• If there is a noise, why can't I capture that with multimeter? Jul 14, 2022 at 14:08
• you could have 50 kHz noise ignored by DVM Jul 14, 2022 at 14:08

The input common-mode range that can be accommodated without serious error by the INA122 is from the most negative supply (-1.5 volts) up to 1.6 volts below the most positive supply. This means that any input voltage higher than -0.1 volts will not work.

Unfortunately you need to fix this because your common-mode input is circa +2.5 volts. Here's the data sheet extract that shows the data. Of course it isn't a clearly stated thing; you have to fudge the numbers yourself: - So, on a single 5 volt supply, the usable input range is from 0 volts to 3.4 volts. This means that you can't use the input range encompassing 3.4 volts to 5 volts i.e. the top 1.6 volts are out-of-bounds. Now if we translate that to your power regime it means the usable range precludes the top 1.6 volts. Given that your most positive rail is +1.5 volts, in real numbers the highest usable input voltage is -0.1 volts.

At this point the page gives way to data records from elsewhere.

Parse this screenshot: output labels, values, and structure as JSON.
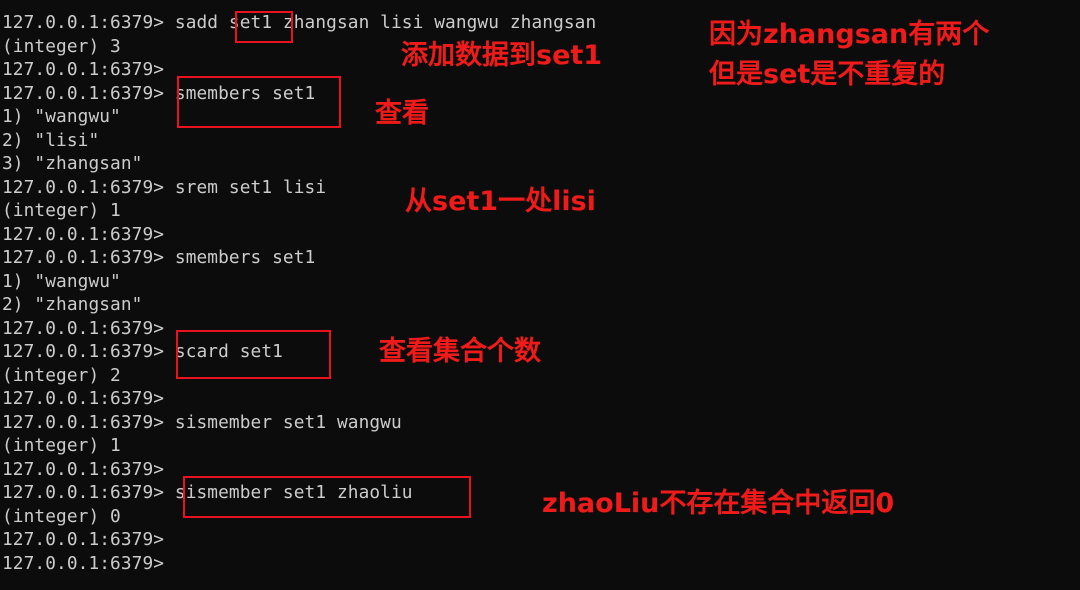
{
  "terminal": {
    "lines": [
      "127.0.0.1:6379> sadd set1 zhangsan lisi wangwu zhangsan",
      "(integer) 3",
      "127.0.0.1:6379>",
      "127.0.0.1:6379> smembers set1",
      "1) \"wangwu\"",
      "2) \"lisi\"",
      "3) \"zhangsan\"",
      "127.0.0.1:6379> srem set1 lisi",
      "(integer) 1",
      "127.0.0.1:6379>",
      "127.0.0.1:6379> smembers set1",
      "1) \"wangwu\"",
      "2) \"zhangsan\"",
      "127.0.0.1:6379>",
      "127.0.0.1:6379> scard set1",
      "(integer) 2",
      "127.0.0.1:6379>",
      "127.0.0.1:6379> sismember set1 wangwu",
      "(integer) 1",
      "127.0.0.1:6379>",
      "127.0.0.1:6379> sismember set1 zhaoliu",
      "(integer) 0",
      "127.0.0.1:6379>",
      "127.0.0.1:6379>"
    ]
  },
  "annotations": {
    "add_to_set": "添加数据到set1",
    "duplicate_note_line1": "因为zhangsan有两个",
    "duplicate_note_line2": "但是set是不重复的",
    "view": "查看",
    "remove_lisi": "从set1一处lisi",
    "view_count": "查看集合个数",
    "zhaoliu_not_in_set": "zhaoLiu不存在集合中返回0"
  },
  "colors": {
    "background": "#0c0c0c",
    "terminal_text": "#cccccc",
    "annotation_red": "#ef1a1a"
  }
}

You would improve your circuit by running it from 0 volts and +5 volts. If you can run your bridge from -1.5 volts and +1.5 volts, you could make the upper bridge resistors higher in value to ensure that the bridge midpoint can never rise higher than -0.1 volts (with a safety/clearance margin).

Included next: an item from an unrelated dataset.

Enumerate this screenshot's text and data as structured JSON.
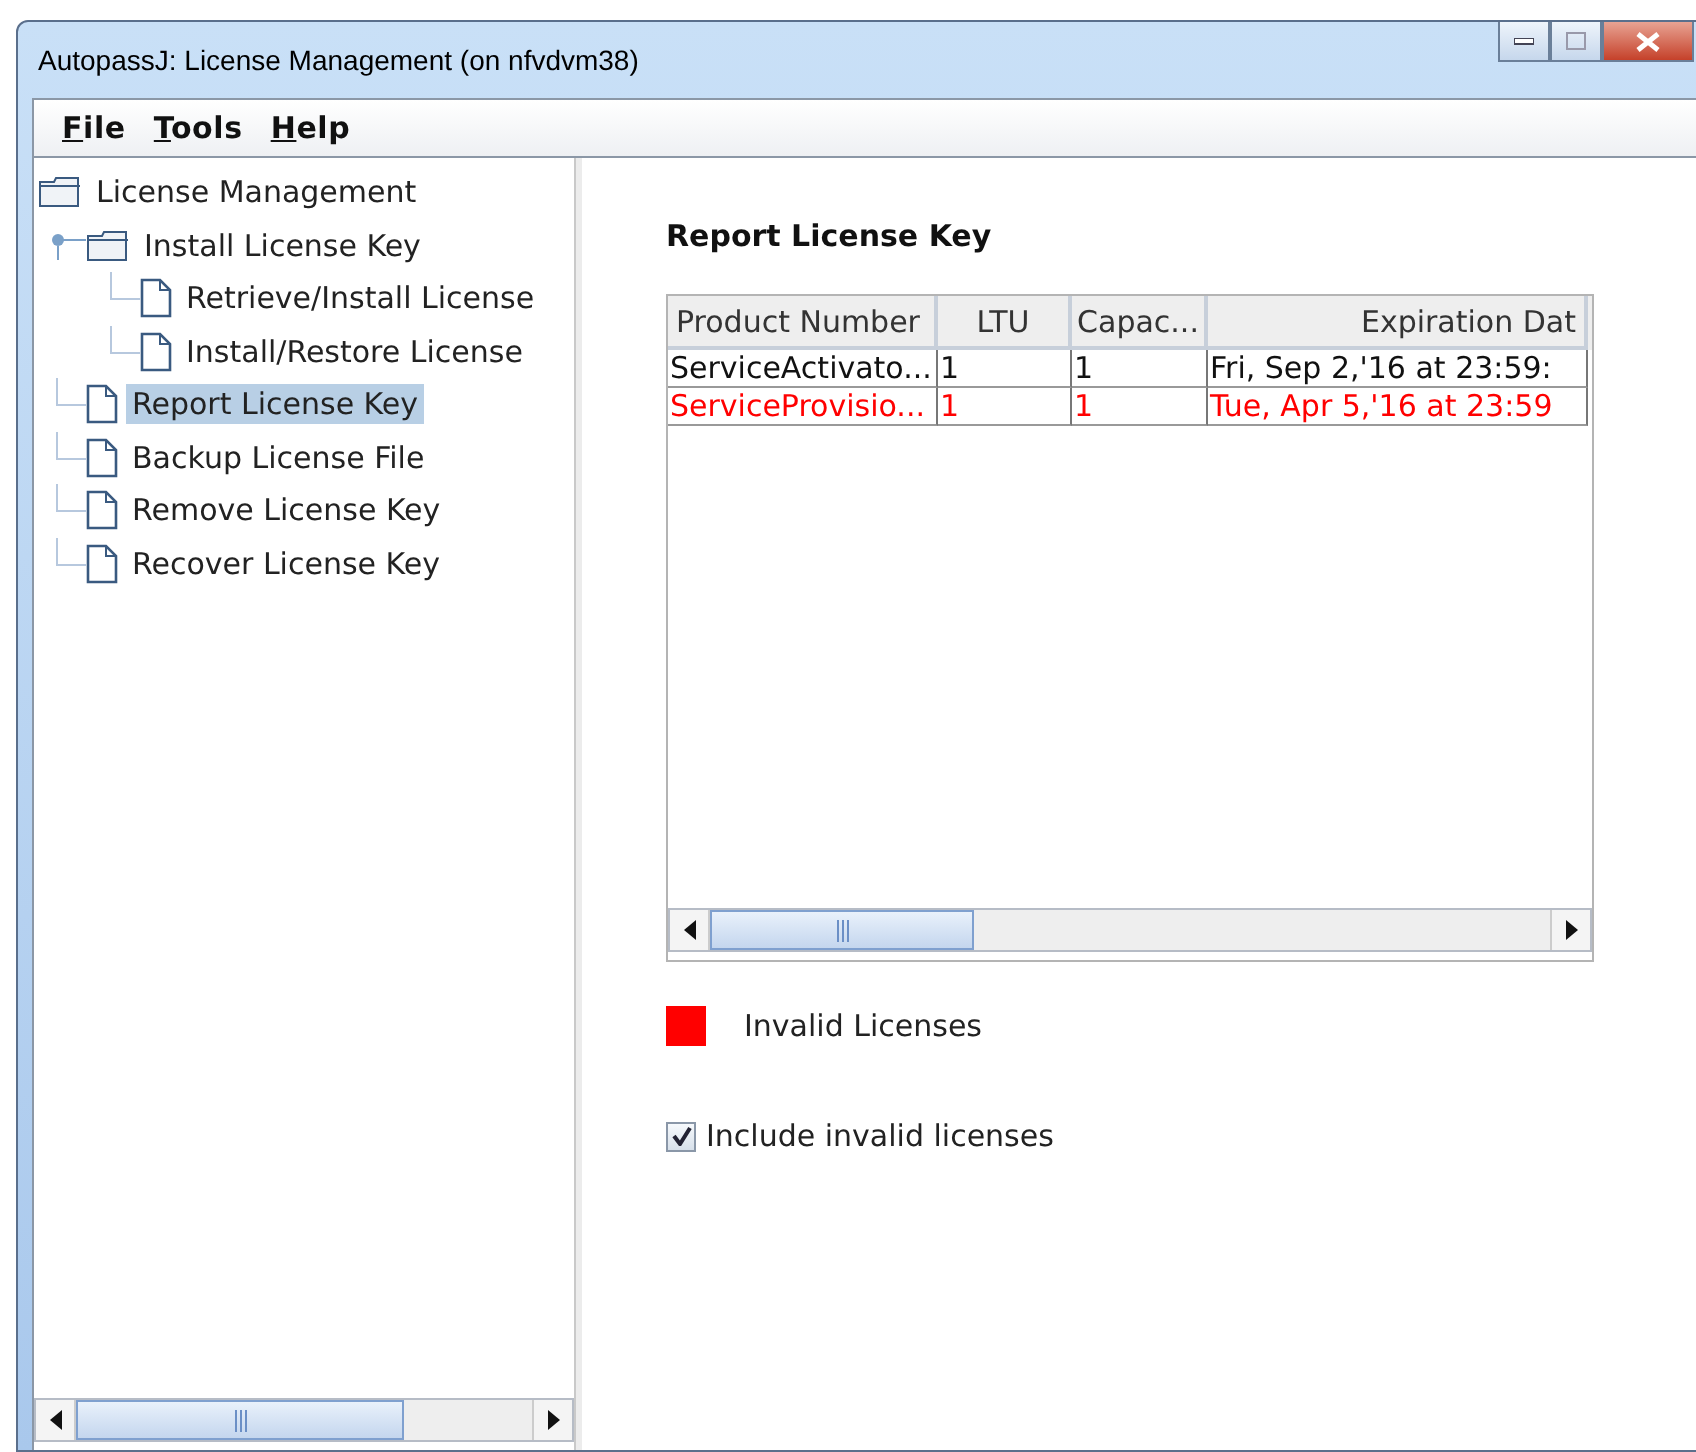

• How did you come to the number 2.5 volts for the common-mode input? I could only measure around 0.75 volts at both inputs. Jul 15, 2022 at 7:56
• Is common-mode range specified for the difference between the inputs or the voltage at each input? Jul 15, 2022 at 8:01
• @colachicken look at the bridge; it has roughly equal value resistors and therefore, on each branch, there is a 2:1 potential divider hence, each output should be about 2.5 volts. The common mode range is the range of voltages that the inputs must be within to tick one box in the quest for successful operation. You only measured 0.75 volts because the InAmp was clamping the excessive voltage more than likely. Jul 15, 2022 at 8:49
• I did exactly like you suggeted, now it's working smoothly. Thanks alot! Jul 18, 2022 at 8:32
• @colachicken excellent. Jul 18, 2022 at 8:38